Top of RECORDS SUPPLIED

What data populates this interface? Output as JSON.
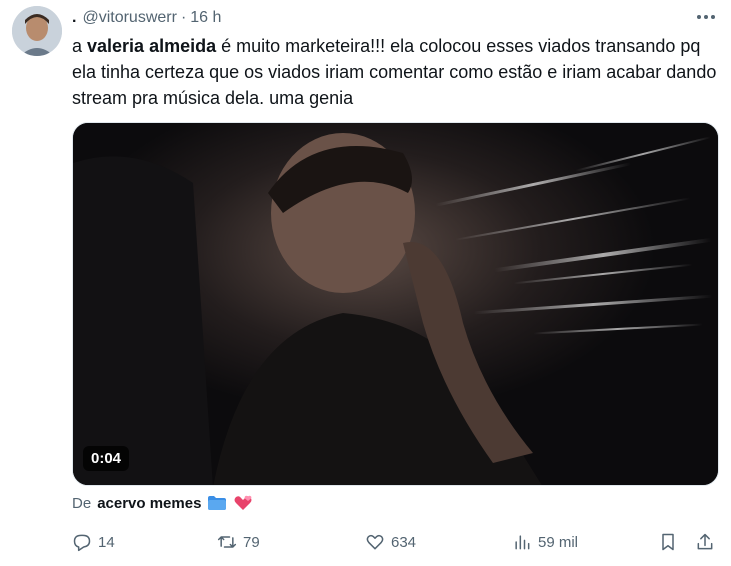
{
  "tweet": {
    "display_name": ".",
    "handle": "@vitoruswerr",
    "separator": "·",
    "time": "16 h",
    "text_prefix": "a ",
    "text_bold": "valeria almeida",
    "text_rest": " é muito marketeira!!! ela colocou esses viados transando pq ela tinha certeza que os viados iriam comentar como estão e iriam acabar dando stream pra música dela. uma genia"
  },
  "media": {
    "duration": "0:04"
  },
  "source": {
    "prefix": "De",
    "handle": "acervo memes"
  },
  "actions": {
    "replies": "14",
    "reposts": "79",
    "likes": "634",
    "views": "59 mil"
  },
  "icons": {
    "more": "more-icon",
    "reply": "reply-icon",
    "repost": "repost-icon",
    "like": "heart-icon",
    "views": "views-icon",
    "bookmark": "bookmark-icon",
    "share": "share-icon",
    "folder": "folder-icon",
    "hearts": "hearts-icon"
  },
  "colors": {
    "text": "#0f1419",
    "secondary": "#536471",
    "folder": "#3a8ee6",
    "heart": "#e8436b"
  }
}
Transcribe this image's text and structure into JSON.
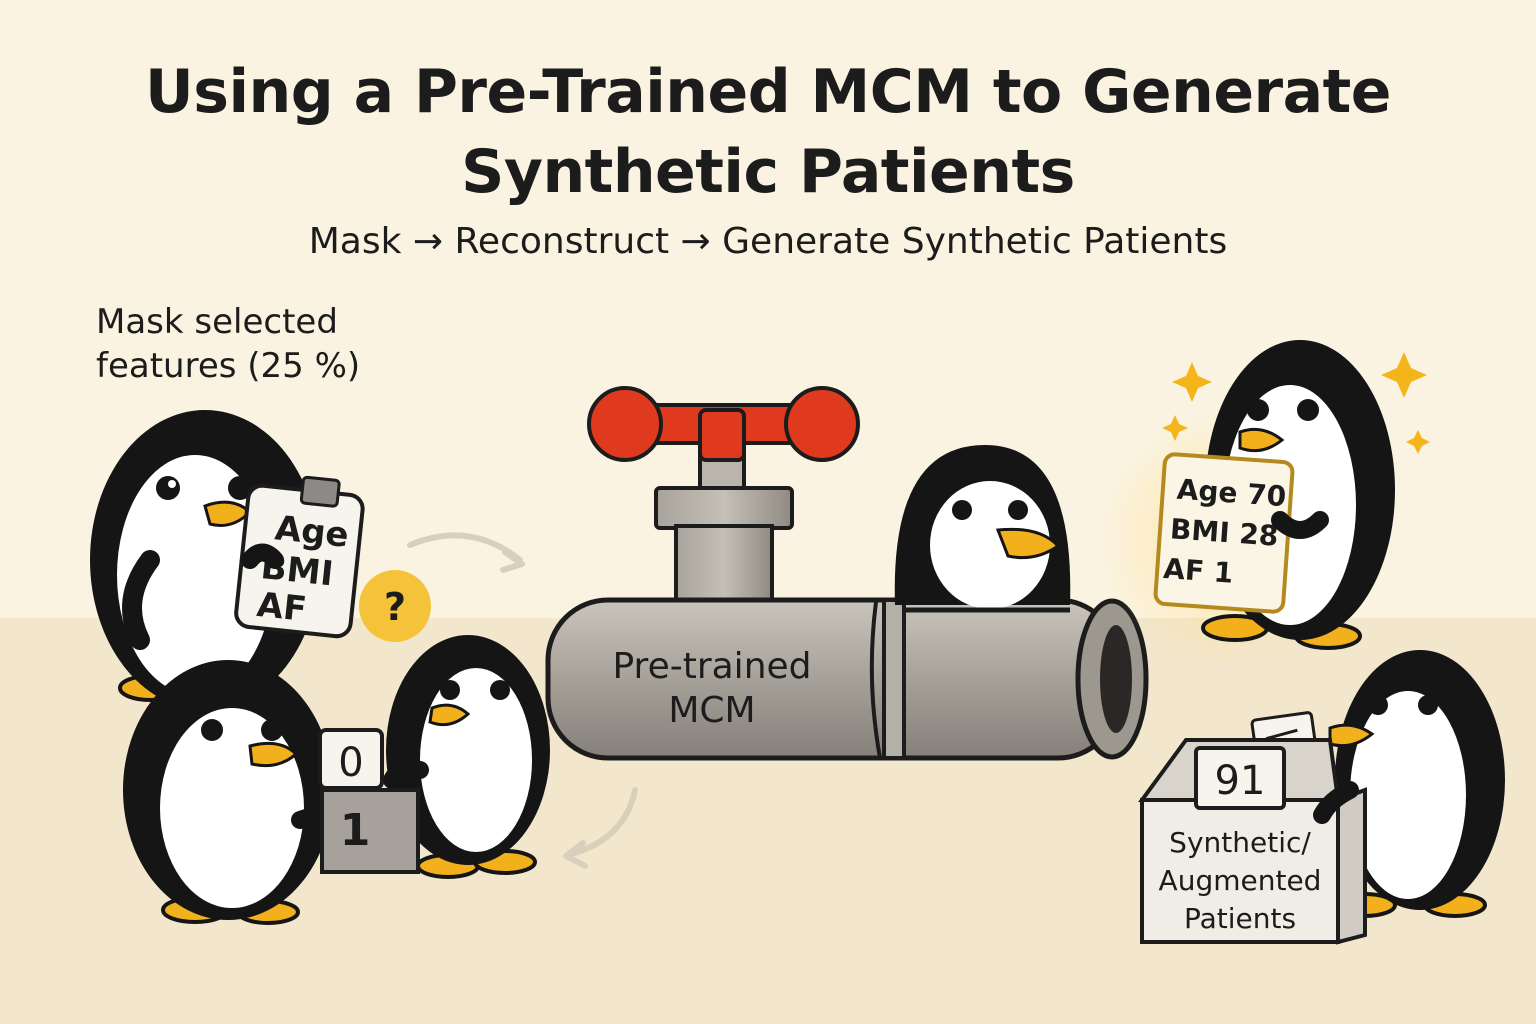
{
  "title": {
    "line1": "Using a Pre-Trained MCM to Generate",
    "line2": "Synthetic Patients"
  },
  "subtitle": "Mask → Reconstruct → Generate Synthetic Patients",
  "mask_step": {
    "label_line1": "Mask selected",
    "label_line2": "features (25 %)",
    "clipboard_lines": [
      "Age",
      "BMI",
      "AF"
    ],
    "question_mark": "?"
  },
  "mask_tokens": {
    "top": "0",
    "bottom": "1"
  },
  "model": {
    "label_line1": "Pre-trained",
    "label_line2": "MCM"
  },
  "output_card": {
    "lines": [
      "Age 70",
      "BMI 28",
      "AF  1"
    ]
  },
  "output_box": {
    "number": "91",
    "label_line1": "Synthetic/",
    "label_line2": "Augmented",
    "label_line3": "Patients"
  },
  "colors": {
    "background": "#fbf3e1",
    "floor": "#f2e6cc",
    "valve_red": "#e03a1e",
    "pipe_gray": "#a8a49c",
    "penguin_black": "#151515",
    "beak_yellow": "#f2b01c",
    "sparkle_gold": "#f4b41a"
  }
}
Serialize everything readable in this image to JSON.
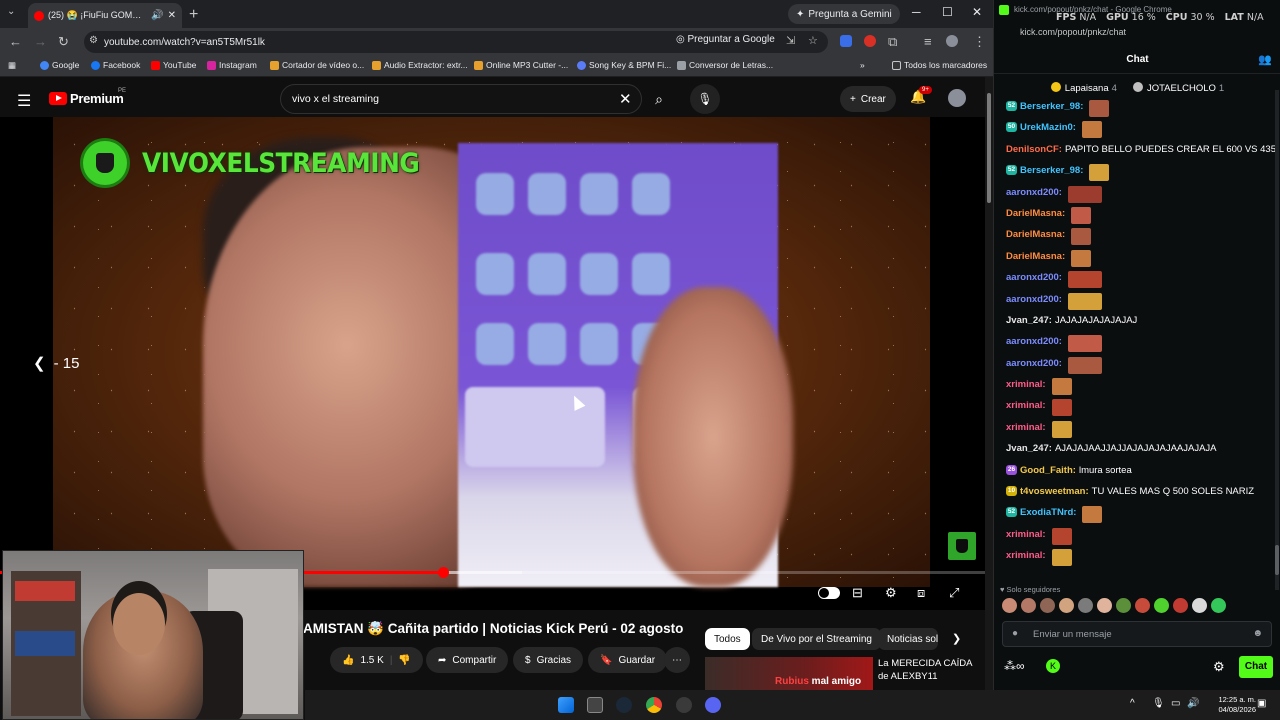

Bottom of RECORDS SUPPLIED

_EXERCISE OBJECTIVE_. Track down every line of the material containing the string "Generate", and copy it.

_WRITTEN RESPONSE_.
    "line1": "Using a Pre-Trained MCM to Generate",
  "subtitle": "Mask → Reconstruct → Generate Synthetic Patients",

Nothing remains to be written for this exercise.